One thing that is missed in federal filings like the 10-Ks and 10-Qs are discussions of strategy and tactics. While discussions of strategy appear in securities registration statements or in boilerplate form each year in the annual report, hearing tactical updates on how strategies are being carried out gives an investor a better idea of what is happening at the company. The business world is highly dynamic -- things change every day, week, month, quarter, and year. How the company adapts to changes, which is the tactical side of business, tells an investor as much (or more) about the quality of the company as a highly detailed statement of mission and strategy.
Being able to listen to a conference call helps an investor know what the company is planning. If a company's management tells investors and analysts during the conference call that their plans are A, B, and C for the coming period, it's much easier to assess the progress of the business over time. Without an informed idea of the yardsticks by which a company's management measures its own success, it's harder for an investor to know what he should be looking for.

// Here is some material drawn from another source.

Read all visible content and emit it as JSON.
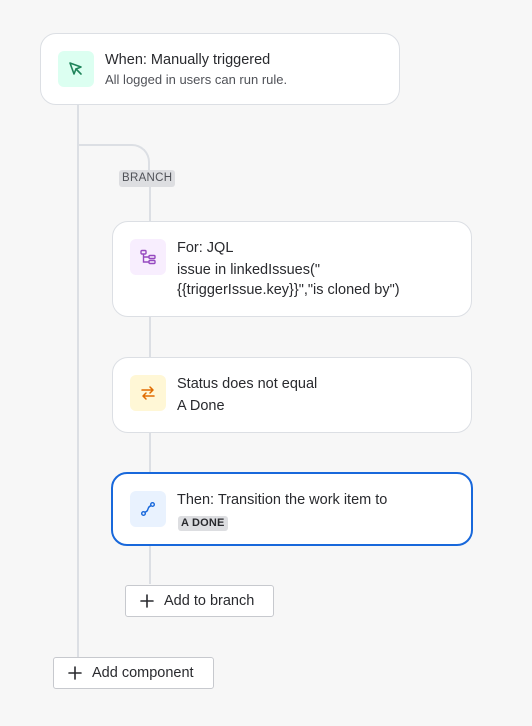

This has morphed itself into the whole game of meeting or beating estimates, but making its projected EPS number isn't the only way to tell how a company did during the quarter and the year. On the conference call, the company can talk about margins, what sort of unit growth and pricing it is looking for, what sort of production challenges its is facing, the competitive environment, what customers are thinking, what challenges vendors are facing, and how various units have performed. Though some companies will say everything an investor needs to know in the press release, it's rare to never that you'll see the above issues in a quarterly earnings press release.

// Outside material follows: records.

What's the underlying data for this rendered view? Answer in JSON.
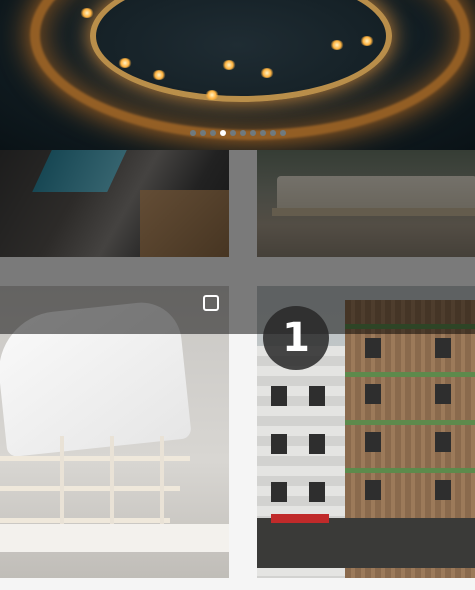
{
  "carousel": {
    "slide_count": 10,
    "active_index": 3
  },
  "feed": {
    "building_badge": "1"
  }
}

In the end, conference calls are what an investor makes of them. There may be only one piece of information that rounds out an investor's knowledge so that the investor will buy more stock. There may be a particularly illuminating interchange between an executive and a questioner on the call. The management's discussion of a particular set of issues may lead an investor to correct his approach to looking at the company or to gauging the company's success.

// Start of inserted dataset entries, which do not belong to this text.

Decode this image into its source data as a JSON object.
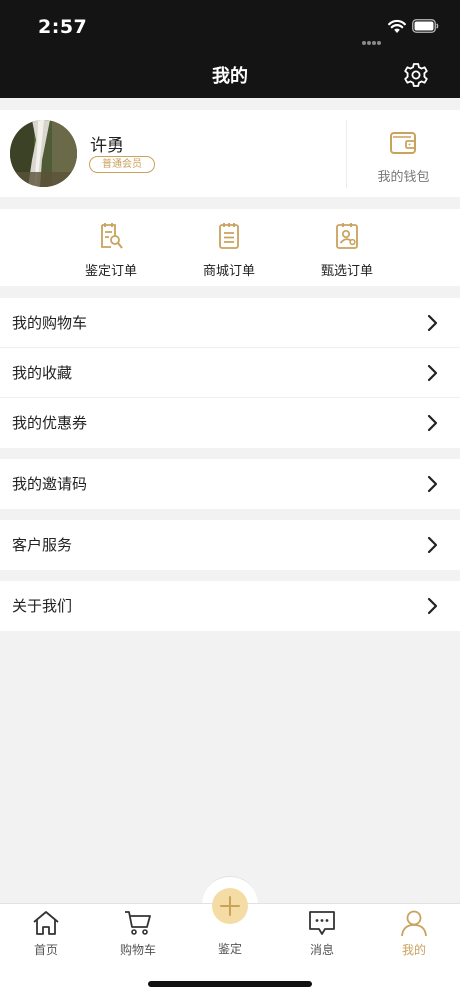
{
  "status_bar": {
    "time": "2:57"
  },
  "nav": {
    "title": "我的"
  },
  "profile": {
    "name": "许勇",
    "member_level": "普通会员",
    "wallet_label": "我的钱包"
  },
  "orders": [
    {
      "label": "鉴定订单",
      "icon": "appraisal-order-icon"
    },
    {
      "label": "商城订单",
      "icon": "mall-order-icon"
    },
    {
      "label": "甄选订单",
      "icon": "curated-order-icon"
    }
  ],
  "menu_groups": [
    {
      "items": [
        {
          "label": "我的购物车"
        },
        {
          "label": "我的收藏"
        },
        {
          "label": "我的优惠券"
        }
      ]
    },
    {
      "items": [
        {
          "label": "我的邀请码"
        }
      ]
    },
    {
      "items": [
        {
          "label": "客户服务"
        }
      ]
    },
    {
      "items": [
        {
          "label": "关于我们"
        }
      ]
    }
  ],
  "tab_bar": {
    "tabs": [
      {
        "label": "首页",
        "icon": "home-icon"
      },
      {
        "label": "购物车",
        "icon": "cart-icon"
      },
      {
        "label": "鉴定",
        "icon": "plus-icon"
      },
      {
        "label": "消息",
        "icon": "message-icon"
      },
      {
        "label": "我的",
        "icon": "profile-icon",
        "active": true
      }
    ]
  },
  "colors": {
    "accent_gold": "#c9a25d",
    "header_black": "#141414",
    "center_button": "#f4dca4",
    "background": "#f2f2f2"
  }
}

Whatever it is that each particular investor gets out of the call, it's highly important to listen to them at least once in a while to stay in touch with what's happening at the company. No other medium besides the conference call can provide the level of detail or the dynamics of real-time interchanges between informed followers of the company and its owners. That includes the annual meeting or the annual report. If you owned a private business, you would want to be able to hear a couple times a year how things are going, and not just on a superficial level. It's no different with a public company, especially when secondhand information can get garbled, misunderstood, and miscommunicated by the time it gets to the poor investor that didn't get to listen to the call.
Should you own a company that gives investors access to the conference call or conference call replay, that's great. If the company is reluctant to open it up to you, explain that you are an owner and that you are genuinely interested in what's happening with the business. The more that people ask about it, the more companies will understand that it's an important issue to their investors. At some point, access will be a standard feature of being an owner of publicly traded companies -- and there will be a lot informed and rational shareholders of publicly traded companies when that comes to pass.